Without including any image, repeat every record exactly.

Start of Entries shown

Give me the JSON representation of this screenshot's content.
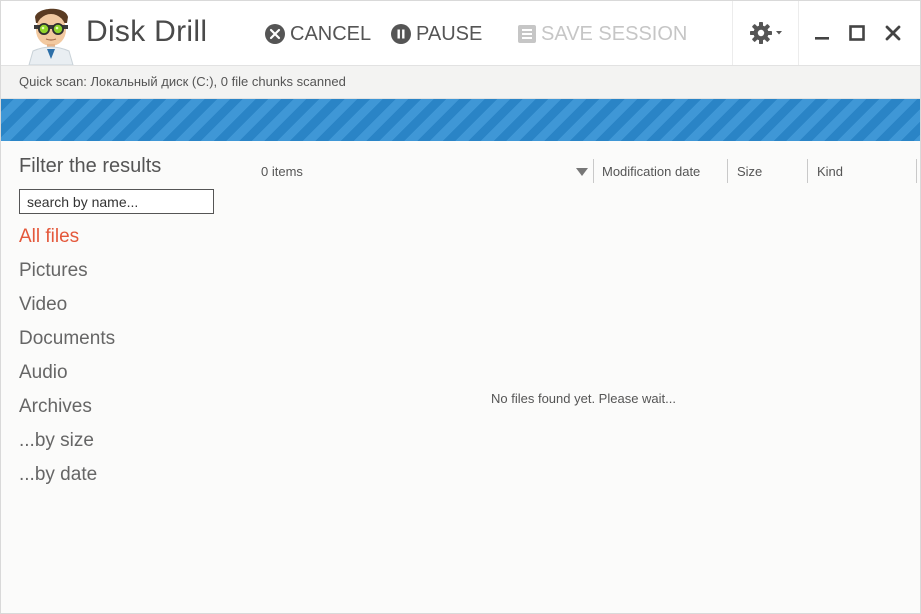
{
  "app": {
    "title": "Disk Drill"
  },
  "toolbar": {
    "cancel_label": "CANCEL",
    "pause_label": "PAUSE",
    "save_label": "SAVE SESSION"
  },
  "status": {
    "text": "Quick scan: Локальный диск (C:), 0 file chunks scanned"
  },
  "progress": {
    "fraction": 1.0,
    "color": "#2a84c6"
  },
  "sidebar": {
    "filter_title": "Filter the results",
    "search_placeholder": "search by name...",
    "items": [
      {
        "label": "All files",
        "active": true
      },
      {
        "label": "Pictures"
      },
      {
        "label": "Video"
      },
      {
        "label": "Documents"
      },
      {
        "label": "Audio"
      },
      {
        "label": "Archives"
      },
      {
        "label": "...by size"
      },
      {
        "label": "...by date"
      }
    ]
  },
  "list": {
    "items_count": "0 items",
    "columns": [
      "Modification date",
      "Size",
      "Kind"
    ],
    "empty_message": "No files found yet. Please wait..."
  },
  "colors": {
    "accent": "#e4583b",
    "progress_stripe": "#3f97d6"
  },
  "icons": [
    "close-circle-icon",
    "pause-circle-icon",
    "list-icon",
    "gear-icon",
    "minimize-icon",
    "maximize-icon",
    "close-icon",
    "sort-down-icon"
  ]
}
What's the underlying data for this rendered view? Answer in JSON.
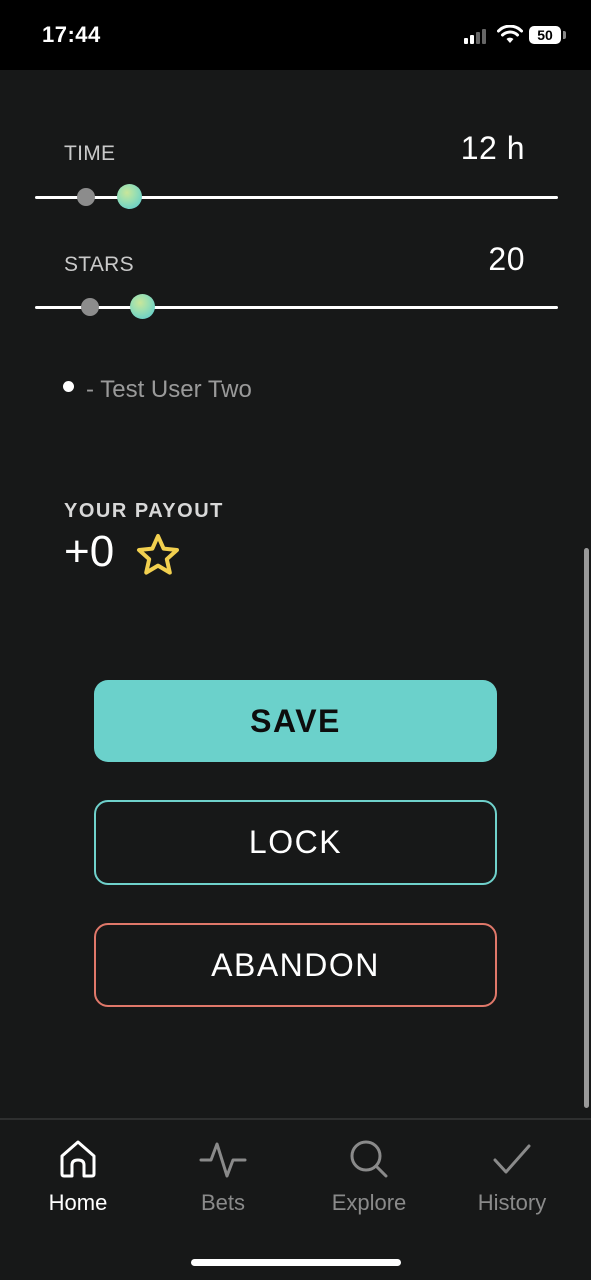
{
  "status_bar": {
    "time": "17:44",
    "battery": "50"
  },
  "time_field": {
    "label": "TIME",
    "value": "12 h"
  },
  "stars_field": {
    "label": "STARS",
    "value": "20"
  },
  "participant": {
    "name": "- Test User Two"
  },
  "payout": {
    "label": "YOUR PAYOUT",
    "value": "+0"
  },
  "buttons": {
    "save": "SAVE",
    "lock": "LOCK",
    "abandon": "ABANDON"
  },
  "nav": {
    "items": [
      {
        "label": "Home",
        "icon": "home-icon",
        "active": true
      },
      {
        "label": "Bets",
        "icon": "activity-icon",
        "active": false
      },
      {
        "label": "Explore",
        "icon": "search-icon",
        "active": false
      },
      {
        "label": "History",
        "icon": "check-icon",
        "active": false
      }
    ]
  },
  "colors": {
    "background": "#171818",
    "accent_teal": "#6bd1cb",
    "danger": "#e0786a",
    "star": "#f2d04f",
    "nav_active": "#ffffff",
    "nav_inactive": "#8a8a8a"
  }
}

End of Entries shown

Written solution:
Give me the JSON representation of this screenshot's content.
{
  "app": {
    "title": "Disk Drill"
  },
  "toolbar": {
    "cancel_label": "CANCEL",
    "pause_label": "PAUSE",
    "save_label": "SAVE SESSION"
  },
  "status": {
    "text": "Quick scan: Локальный диск (C:), 0 file chunks scanned"
  },
  "progress": {
    "fraction": 1.0,
    "color": "#2a84c6"
  },
  "sidebar": {
    "filter_title": "Filter the results",
    "search_placeholder": "search by name...",
    "items": [
      {
        "label": "All files",
        "active": true
      },
      {
        "label": "Pictures"
      },
      {
        "label": "Video"
      },
      {
        "label": "Documents"
      },
      {
        "label": "Audio"
      },
      {
        "label": "Archives"
      },
      {
        "label": "...by size"
      },
      {
        "label": "...by date"
      }
    ]
  },
  "list": {
    "items_count": "0 items",
    "columns": [
      "Modification date",
      "Size",
      "Kind"
    ],
    "empty_message": "No files found yet. Please wait..."
  },
  "colors": {
    "accent": "#e4583b",
    "progress_stripe": "#3f97d6"
  },
  "icons": [
    "close-circle-icon",
    "pause-circle-icon",
    "list-icon",
    "gear-icon",
    "minimize-icon",
    "maximize-icon",
    "close-icon",
    "sort-down-icon"
  ]
}
What's the underlying data for this rendered view? Answer in JSON.
{
  "status_bar": {
    "time": "17:44",
    "battery": "50"
  },
  "time_field": {
    "label": "TIME",
    "value": "12 h"
  },
  "stars_field": {
    "label": "STARS",
    "value": "20"
  },
  "participant": {
    "name": "- Test User Two"
  },
  "payout": {
    "label": "YOUR PAYOUT",
    "value": "+0"
  },
  "buttons": {
    "save": "SAVE",
    "lock": "LOCK",
    "abandon": "ABANDON"
  },
  "nav": {
    "items": [
      {
        "label": "Home",
        "icon": "home-icon",
        "active": true
      },
      {
        "label": "Bets",
        "icon": "activity-icon",
        "active": false
      },
      {
        "label": "Explore",
        "icon": "search-icon",
        "active": false
      },
      {
        "label": "History",
        "icon": "check-icon",
        "active": false
      }
    ]
  },
  "colors": {
    "background": "#171818",
    "accent_teal": "#6bd1cb",
    "danger": "#e0786a",
    "star": "#f2d04f",
    "nav_active": "#ffffff",
    "nav_inactive": "#8a8a8a"
  }
}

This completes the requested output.